Fossils and other objects that accumulate between these eruptions lie between two different layers of volcanic ash and rock.
Buried bones absorb chemicals, such as uranium and fluorine, from the surrounding ground and absorb more of these chemicals the longer they remain buried.
The rates of absorption depend on a number of factors which are too variable to provide absolute dates.
Different methods have their own limitations, especially with regard to the age range they can measure and the substances they can date.
A common problem with any dating method is that a sample may be contaminated with older or younger material and give a false age.
This problem is now reduced by the careful collection of samples, rigorous crosschecking and the use of newer techniques that can date minute samples.

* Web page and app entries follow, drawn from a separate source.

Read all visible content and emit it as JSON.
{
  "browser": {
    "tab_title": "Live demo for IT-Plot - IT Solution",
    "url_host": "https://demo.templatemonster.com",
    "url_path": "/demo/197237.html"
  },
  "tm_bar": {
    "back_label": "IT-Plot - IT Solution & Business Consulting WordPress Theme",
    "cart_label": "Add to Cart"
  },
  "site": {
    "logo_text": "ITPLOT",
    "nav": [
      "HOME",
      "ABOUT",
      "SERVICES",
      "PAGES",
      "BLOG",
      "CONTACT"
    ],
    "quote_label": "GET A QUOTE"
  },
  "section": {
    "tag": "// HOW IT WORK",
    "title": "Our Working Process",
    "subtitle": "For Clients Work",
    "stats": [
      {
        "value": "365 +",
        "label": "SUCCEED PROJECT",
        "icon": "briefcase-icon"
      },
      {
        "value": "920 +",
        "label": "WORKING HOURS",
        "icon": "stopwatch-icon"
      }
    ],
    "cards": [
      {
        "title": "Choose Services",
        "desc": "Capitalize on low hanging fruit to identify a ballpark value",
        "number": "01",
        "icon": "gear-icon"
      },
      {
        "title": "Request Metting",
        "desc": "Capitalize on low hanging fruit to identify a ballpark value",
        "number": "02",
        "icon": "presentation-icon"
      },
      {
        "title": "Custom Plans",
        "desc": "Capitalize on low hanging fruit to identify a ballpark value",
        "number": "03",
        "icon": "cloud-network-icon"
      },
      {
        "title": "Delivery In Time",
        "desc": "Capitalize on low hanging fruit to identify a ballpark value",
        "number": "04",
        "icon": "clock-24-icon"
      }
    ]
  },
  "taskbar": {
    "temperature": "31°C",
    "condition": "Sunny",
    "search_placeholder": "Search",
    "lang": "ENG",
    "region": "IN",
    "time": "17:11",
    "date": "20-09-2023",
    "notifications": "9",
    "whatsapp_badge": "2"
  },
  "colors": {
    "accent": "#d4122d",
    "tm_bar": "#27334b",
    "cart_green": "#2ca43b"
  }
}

Volcanic rocks – such as tuff and basalt – can be used in dating because they are formed at a particular moment in time, during an eruption.This newer method converts a stable form of potassium (potassium-39) into argon-39.Measuring the proportions of argon-39 and argon-40 within a sample allows the age of the sample to be determined.The technique can, however, provide the relative ages of bones from the same site.Most fossils are found in sedimentary rocks deposited in layers.This damage is in the form of tiny marks called fission tracks.